Michael Chandler has no answers.
At the same time, “Iron” is taking a hands-off approach to the booking of his Conor McGregor fight, which stalled in recent months after “Notorious” failed to meet the requirements set forth by United States Anti-Doping Agency (USADA).
And Chandler won’t be getting any help from promotion president Dana White.
“Conor says one thing, USADA says another,” Chandler told ESPN. “Conor [likes to] publicly be in spats, whether it be Dana here and there, sponsors here and there, people who it doesn’t even make sense for him to be picking fights with, different weight classes, different organizations, all kinds of stuff. It’s all just a big show. I don’t know what the understanding is. I could see it very well being just two clean tests. I have no problem with it being two clean tests. I could care less. If you do two clean tests, sounds to me like you’re clean. At this point, who am I to say what the stipulations are? I’m ready for him to be cleared or at least get that answer. At this point, we don’t have an answer.”
McGregor, 34, has not competed since breaking his leg against Dustin Poirier at UFC 264 back in summer 2021. “Notorious” was intrigued by the idea of “full immersion” for his combat sports comeback and eventually signed on to coach The Ultimate Fighter (TUF) 31, which is expected to get the Chandler rivalry off and running when it premieres on May 30 on ESPN.
That said, the season will end long before McGregor makes his UFC comeback, which is now being targeted for “later on this fall or winter at the latest.” The power-punching Irishman will need six months of clean drug testing before USADA can rubber stamp his return, unless “Notorious” somehow scores a special exemption.

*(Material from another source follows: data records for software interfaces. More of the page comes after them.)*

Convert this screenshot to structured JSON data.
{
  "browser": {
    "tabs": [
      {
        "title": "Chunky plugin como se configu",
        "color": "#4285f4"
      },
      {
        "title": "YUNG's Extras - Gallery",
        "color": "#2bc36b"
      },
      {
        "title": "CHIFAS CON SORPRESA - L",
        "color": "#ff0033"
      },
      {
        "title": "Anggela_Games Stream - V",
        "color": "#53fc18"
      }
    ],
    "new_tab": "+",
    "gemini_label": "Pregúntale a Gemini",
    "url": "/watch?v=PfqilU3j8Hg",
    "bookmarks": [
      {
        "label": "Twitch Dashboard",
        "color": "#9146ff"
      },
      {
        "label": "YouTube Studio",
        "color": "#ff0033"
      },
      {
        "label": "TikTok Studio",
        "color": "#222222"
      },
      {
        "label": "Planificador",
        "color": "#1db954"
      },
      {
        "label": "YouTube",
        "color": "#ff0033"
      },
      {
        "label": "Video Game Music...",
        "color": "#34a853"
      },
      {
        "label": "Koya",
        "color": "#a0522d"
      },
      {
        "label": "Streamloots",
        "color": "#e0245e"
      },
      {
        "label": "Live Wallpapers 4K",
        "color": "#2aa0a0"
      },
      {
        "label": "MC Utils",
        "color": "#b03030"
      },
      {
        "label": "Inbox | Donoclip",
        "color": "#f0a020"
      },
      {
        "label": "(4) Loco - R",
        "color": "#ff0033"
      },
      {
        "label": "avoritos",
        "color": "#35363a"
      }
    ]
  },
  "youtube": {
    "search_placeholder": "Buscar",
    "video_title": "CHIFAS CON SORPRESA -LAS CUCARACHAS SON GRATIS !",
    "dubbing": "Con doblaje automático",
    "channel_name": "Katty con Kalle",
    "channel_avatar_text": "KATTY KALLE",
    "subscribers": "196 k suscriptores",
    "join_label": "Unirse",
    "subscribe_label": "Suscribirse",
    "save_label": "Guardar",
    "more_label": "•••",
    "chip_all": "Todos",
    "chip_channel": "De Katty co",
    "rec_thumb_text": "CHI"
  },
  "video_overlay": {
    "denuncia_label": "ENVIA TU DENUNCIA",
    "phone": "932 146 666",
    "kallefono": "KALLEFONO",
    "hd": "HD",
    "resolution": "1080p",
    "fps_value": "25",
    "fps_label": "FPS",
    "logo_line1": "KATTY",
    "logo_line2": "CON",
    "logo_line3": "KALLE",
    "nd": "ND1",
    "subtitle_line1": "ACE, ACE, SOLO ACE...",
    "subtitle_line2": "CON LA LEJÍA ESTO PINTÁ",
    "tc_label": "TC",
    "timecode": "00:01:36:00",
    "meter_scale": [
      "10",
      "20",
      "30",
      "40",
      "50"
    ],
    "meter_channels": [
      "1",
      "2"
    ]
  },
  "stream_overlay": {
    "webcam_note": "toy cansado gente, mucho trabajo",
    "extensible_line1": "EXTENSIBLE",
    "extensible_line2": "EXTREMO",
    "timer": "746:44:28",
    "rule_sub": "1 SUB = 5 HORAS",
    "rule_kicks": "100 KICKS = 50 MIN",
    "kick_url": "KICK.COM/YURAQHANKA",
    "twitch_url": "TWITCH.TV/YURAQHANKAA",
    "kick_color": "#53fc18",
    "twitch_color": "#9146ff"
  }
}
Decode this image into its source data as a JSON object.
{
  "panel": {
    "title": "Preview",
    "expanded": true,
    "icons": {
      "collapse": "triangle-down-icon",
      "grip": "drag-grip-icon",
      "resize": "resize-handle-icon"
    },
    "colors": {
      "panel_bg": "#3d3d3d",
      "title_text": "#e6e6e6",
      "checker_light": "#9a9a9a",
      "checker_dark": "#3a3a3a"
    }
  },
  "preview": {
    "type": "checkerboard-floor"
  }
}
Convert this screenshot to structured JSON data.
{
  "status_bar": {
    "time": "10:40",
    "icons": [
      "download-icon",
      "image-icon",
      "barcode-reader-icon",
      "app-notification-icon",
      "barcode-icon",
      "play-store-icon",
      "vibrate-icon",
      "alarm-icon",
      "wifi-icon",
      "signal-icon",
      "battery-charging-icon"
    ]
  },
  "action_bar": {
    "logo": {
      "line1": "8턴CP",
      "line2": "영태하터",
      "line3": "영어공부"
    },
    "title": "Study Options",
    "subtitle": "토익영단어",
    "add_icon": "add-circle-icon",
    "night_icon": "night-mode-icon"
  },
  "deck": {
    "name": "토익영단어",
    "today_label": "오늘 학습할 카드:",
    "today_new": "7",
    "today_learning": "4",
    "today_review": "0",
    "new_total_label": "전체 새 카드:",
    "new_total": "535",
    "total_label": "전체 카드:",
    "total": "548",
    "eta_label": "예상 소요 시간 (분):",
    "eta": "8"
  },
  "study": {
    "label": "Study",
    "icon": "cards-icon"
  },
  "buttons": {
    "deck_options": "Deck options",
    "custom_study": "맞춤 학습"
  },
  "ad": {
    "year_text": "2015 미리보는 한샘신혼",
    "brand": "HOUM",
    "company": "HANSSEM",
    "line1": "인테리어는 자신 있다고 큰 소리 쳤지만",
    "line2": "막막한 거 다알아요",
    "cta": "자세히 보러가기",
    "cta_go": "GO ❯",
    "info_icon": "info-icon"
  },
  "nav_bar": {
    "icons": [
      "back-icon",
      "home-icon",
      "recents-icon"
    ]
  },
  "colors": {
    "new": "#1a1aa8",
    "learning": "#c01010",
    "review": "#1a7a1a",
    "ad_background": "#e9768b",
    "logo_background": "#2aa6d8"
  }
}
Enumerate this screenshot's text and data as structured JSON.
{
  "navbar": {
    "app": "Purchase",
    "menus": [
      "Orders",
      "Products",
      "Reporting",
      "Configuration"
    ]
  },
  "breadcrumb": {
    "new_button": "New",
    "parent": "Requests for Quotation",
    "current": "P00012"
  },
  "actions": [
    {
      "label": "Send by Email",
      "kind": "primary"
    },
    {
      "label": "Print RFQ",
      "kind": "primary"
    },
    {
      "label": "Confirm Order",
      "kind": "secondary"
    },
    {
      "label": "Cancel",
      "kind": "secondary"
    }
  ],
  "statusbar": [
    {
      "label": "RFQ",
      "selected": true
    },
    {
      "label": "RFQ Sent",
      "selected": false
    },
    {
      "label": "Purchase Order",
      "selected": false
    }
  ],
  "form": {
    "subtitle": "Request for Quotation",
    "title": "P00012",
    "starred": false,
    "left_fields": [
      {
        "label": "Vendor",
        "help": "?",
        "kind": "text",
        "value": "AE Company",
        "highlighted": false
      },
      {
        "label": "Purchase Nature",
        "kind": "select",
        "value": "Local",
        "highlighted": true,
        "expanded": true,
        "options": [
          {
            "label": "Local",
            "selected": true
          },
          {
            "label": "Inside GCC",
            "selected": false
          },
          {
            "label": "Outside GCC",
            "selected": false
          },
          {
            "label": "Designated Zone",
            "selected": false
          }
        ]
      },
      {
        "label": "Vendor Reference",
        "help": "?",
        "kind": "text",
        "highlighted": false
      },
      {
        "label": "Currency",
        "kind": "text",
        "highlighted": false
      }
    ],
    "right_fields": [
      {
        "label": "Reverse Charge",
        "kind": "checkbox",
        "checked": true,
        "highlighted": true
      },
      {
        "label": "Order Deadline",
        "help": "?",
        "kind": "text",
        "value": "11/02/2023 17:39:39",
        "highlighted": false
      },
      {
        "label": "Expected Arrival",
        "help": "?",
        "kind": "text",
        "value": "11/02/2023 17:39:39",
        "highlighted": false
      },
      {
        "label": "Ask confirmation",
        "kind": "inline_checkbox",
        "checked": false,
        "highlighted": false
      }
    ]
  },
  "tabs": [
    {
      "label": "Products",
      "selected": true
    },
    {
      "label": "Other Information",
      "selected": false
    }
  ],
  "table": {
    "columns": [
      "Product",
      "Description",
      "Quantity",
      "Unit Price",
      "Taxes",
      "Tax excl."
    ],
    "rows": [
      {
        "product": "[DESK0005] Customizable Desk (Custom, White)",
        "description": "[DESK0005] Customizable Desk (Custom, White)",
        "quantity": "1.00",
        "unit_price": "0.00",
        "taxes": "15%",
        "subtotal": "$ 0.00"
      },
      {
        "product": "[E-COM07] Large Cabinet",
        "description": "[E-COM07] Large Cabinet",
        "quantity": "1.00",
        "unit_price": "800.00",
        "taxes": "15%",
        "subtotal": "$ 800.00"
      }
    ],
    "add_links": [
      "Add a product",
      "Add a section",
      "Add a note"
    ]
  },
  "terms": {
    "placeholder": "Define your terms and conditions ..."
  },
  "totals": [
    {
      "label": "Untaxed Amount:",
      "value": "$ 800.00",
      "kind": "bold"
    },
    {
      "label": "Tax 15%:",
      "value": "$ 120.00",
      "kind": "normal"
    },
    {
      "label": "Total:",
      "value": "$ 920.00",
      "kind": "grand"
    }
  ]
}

Chandler believes McGregor is too attached to the rush of competition to stay retired.
“I think Conor, to his core, really is romantic about combat sports, he loves it,” Chandler said. “And I think he’s got an ego the size of Texas. He needs to get back in there and continue to feel that rush, feel the crowd, acting like he’s a god for those 15 minutes, 25 minutes, whatever it may be. So, I think he’s coming back. It sure would be a huge stain on his legacy, leading everybody down a road, making people think that he’s coming back, and then kind of chickening out at the very end and only doing it for the publicity. That, to me, screams insecurity and trying to stay relevant rather than seeing through your commitment.”
We’ll find out later the year ... hopefully.